A view of Space Launch Complex 17, pads A and B taken in 2007. Delta II rocket with THEMIS aboard sits on Pad B. Credit: NASA/George Shelton

There have been some very famous spacecraft launched from SLC-17 in the years, mostly by Delta I and II rockets. Among them the Explorer and Pioneer space probes studying the physics of our solar system, and exploring some of it. All of the Orbiting Solar Observatories between 1962 and 1975 were launched from this site, as well as the Solar Maximum mission in 1980. Some of the first weather satellites like TIROS and later GOES were launched from SLC-17 allowing much better understanding of weather and improving (mainly military) weather reports. My personal favourite launches are those of the Mars Exploration Rovers in 2003. Both spirit and Opportunity (still going) were launched from this important launch site.

Spirit lifting off
A Delta II launching from pad SLC-17A with the MER-A or Spirit Rover towards Mars on June 10th 2003. Credit: NASA/KSC

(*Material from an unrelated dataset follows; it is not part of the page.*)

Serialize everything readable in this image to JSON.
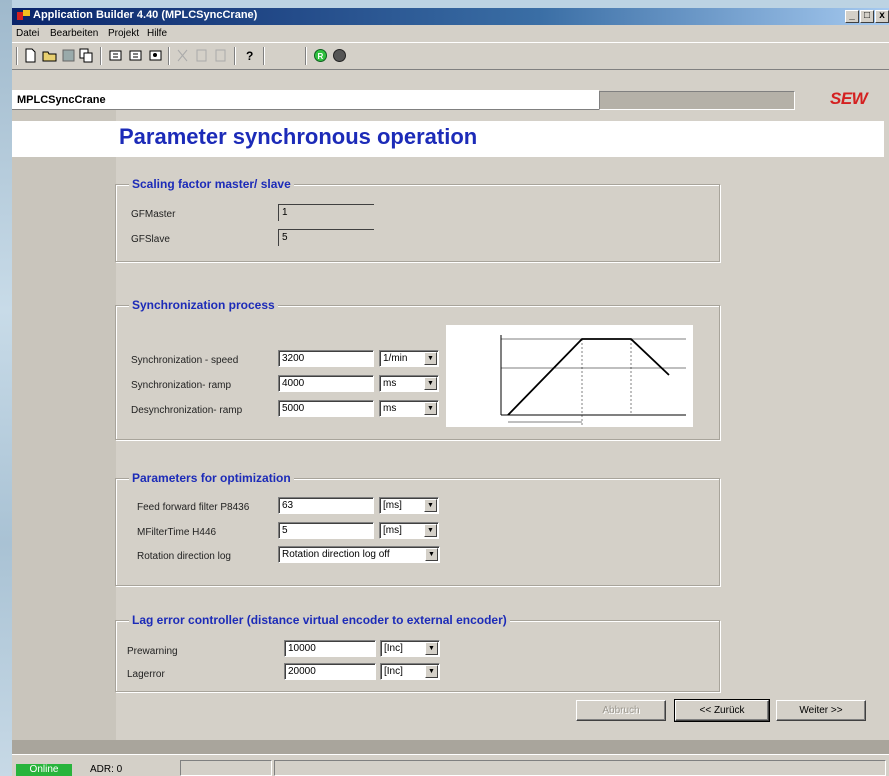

Space Launch Complex 17 is also famous for being the last site where you had to press a button to launch the rocket. Most pads had a computerized auto-sequencer, much like the space shuttle, and in the modern world of rocketry it makes much more sense to do that. Even after 1995 when they got rid of the button (sadly) a human needed to press go on a computer to say launch. Bill Hodge, an electrical engineer at the launch complex said “If you didn’t push that button, it didn’t launch.” Tom Mahaney, project manager for the closeout of the complex described the site as “hectic, but not dysfunctional.” This is the best description I can find of this massively important historical site. In its time it has supported a total of 325 Thor and Delta rocket launches!

Thank you for reading, take a look at my other posts if you are interested in space or electronics, or follow me on Twitter to get updates on projects I am currently working on.

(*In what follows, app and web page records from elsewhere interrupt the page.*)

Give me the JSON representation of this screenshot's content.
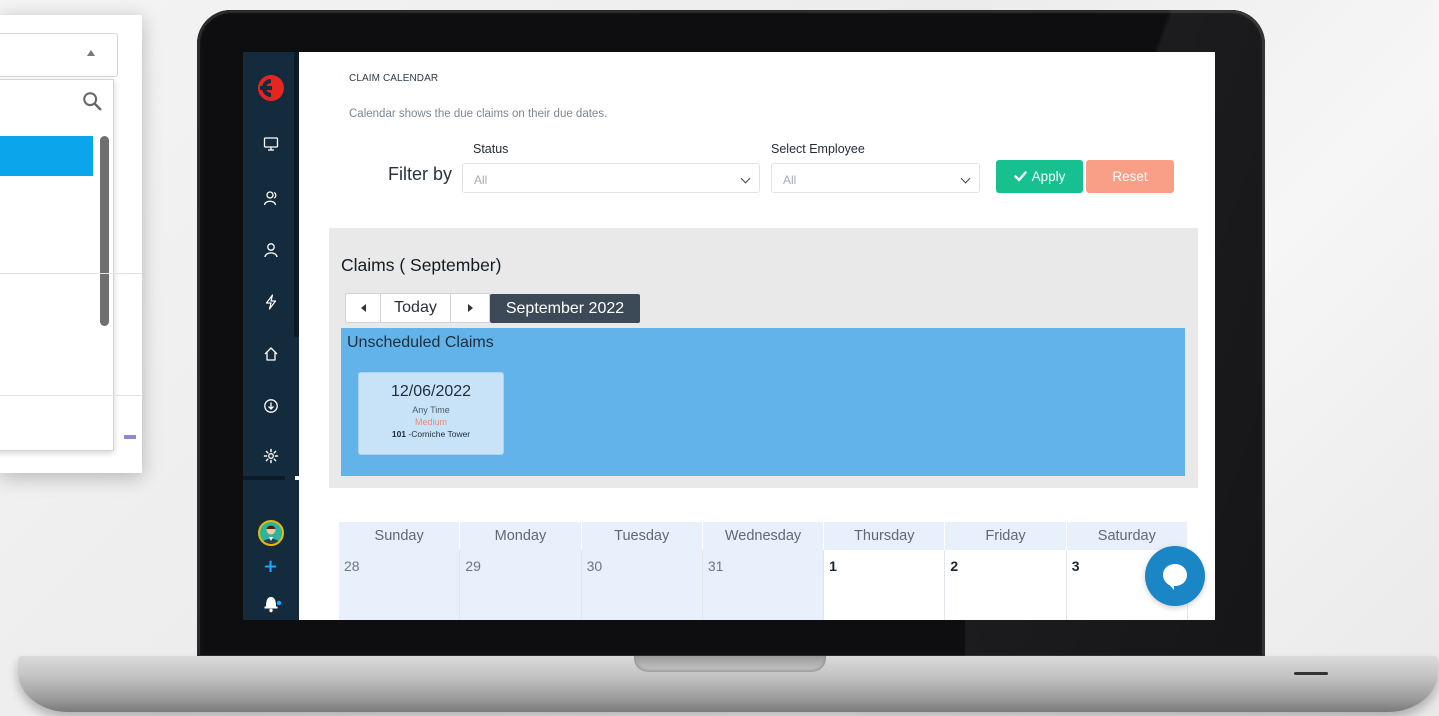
{
  "page": {
    "title": "CLAIM CALENDAR",
    "subtitle": "Calendar shows the due claims on their due dates."
  },
  "filters": {
    "label": "Filter by",
    "status_label": "Status",
    "status_value": "All",
    "employee_label": "Select Employee",
    "employee_value": "All",
    "apply_label": "Apply",
    "reset_label": "Reset"
  },
  "claims": {
    "title": "Claims ( September)",
    "today_label": "Today",
    "month_label": "September 2022",
    "unscheduled_title": "Unscheduled Claims",
    "card": {
      "date": "12/06/2022",
      "time": "Any Time",
      "priority": "Medium",
      "location_id": "101",
      "location_name": "-Corniche Tower"
    }
  },
  "calendar": {
    "weekdays": [
      "Sunday",
      "Monday",
      "Tuesday",
      "Wednesday",
      "Thursday",
      "Friday",
      "Saturday"
    ],
    "first_week": [
      "28",
      "29",
      "30",
      "31",
      "1",
      "2",
      "3"
    ]
  },
  "sidebar": {
    "icons": [
      "monitor-icon",
      "users-icon",
      "user-icon",
      "bolt-icon",
      "home-icon",
      "download-icon",
      "settings-icon"
    ]
  },
  "colors": {
    "sidebar": "#142a3d",
    "apply": "#17c08f",
    "reset": "#f99f87",
    "unscheduled": "#63b3eb",
    "chat": "#1a86c6"
  }
}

Pioneers in Aviation: The Rolls in Rolls-Royce

Charles Stewart Rolls
Charles Rolls, the co-founder of Rolls-Royce.

Rolls Royce has always been a double sided company, the luxury cars, and the aero engines. Set up by Charles Stewart Rolls, and Frederick Henry Royce, Rolls-Royce Limited was incorporated on march 1906. Starting out as a luxury car manufacturer, they quickly developed a reputation for superior engineering quality. They reportedly developed the “best car in the world”. Henry Royce had already been running an electrical and mechanical business since 1884, and built his first car, the Royce 10 in his manchester factory in 1904. He met C.S.Rolls, an owner of a car dealership, and he was impressed with the quality of the cars. A set of cars (branded rolls-royce) were made, and sold exclusively by C.S.Rolls. This started their partnership. Rolls-Royce Limited set up its first factory in Derby, after an offer of cheap electricity from the city council.

Rolls Royce Racing
Charles Rolls, sits in the back of the 20-horsepower Rolls Royce during the 1905 TT race.

Rolls could be described as a pioneer aviator. As an accomplished balloonist, he made over 170 balloon ascents. He was also a founding member of the Royal Aero Club in 1903, and was the second person in Britain to be licenced to fly by them. That same year he won the Gordon Bennett Medal for the longest single flight time. By 1907 though, he started getting interested in flying, and tried to get his then partner, Royce, to design an aero engine. With Royce not convinced, Rolls, in 1909 bought one of six Wright Flyer’s built by the short brothers. He made more than 200 flights, one of which, on the 2 June 1910, he became the first person to make a non-stop double crossing of the English channel by plane. For this 95 minute flight, he was awarded the Gold Medal of the Royal Aero Club.

Rolls flying
Rolls in the plane he flew across the channel twice in.

On 12th July 1910, Rolls was killed in an air crash at Hengistbury Airfield, Southbourne, Bournemouth. He was 32 when the tail of his Wright Flyer broke off during a display. He was the 11th person to die in an aeronautical accident, and the first ever Briton. A statue of him is in St Peter’s school which was built on the site of Hengistbury Airfield.

Death of Charles Stewart Rolls
Photograph on the front page of the Illustrated London News, 16 July 1910, showing the wreckage of the plane crash which killed Rolls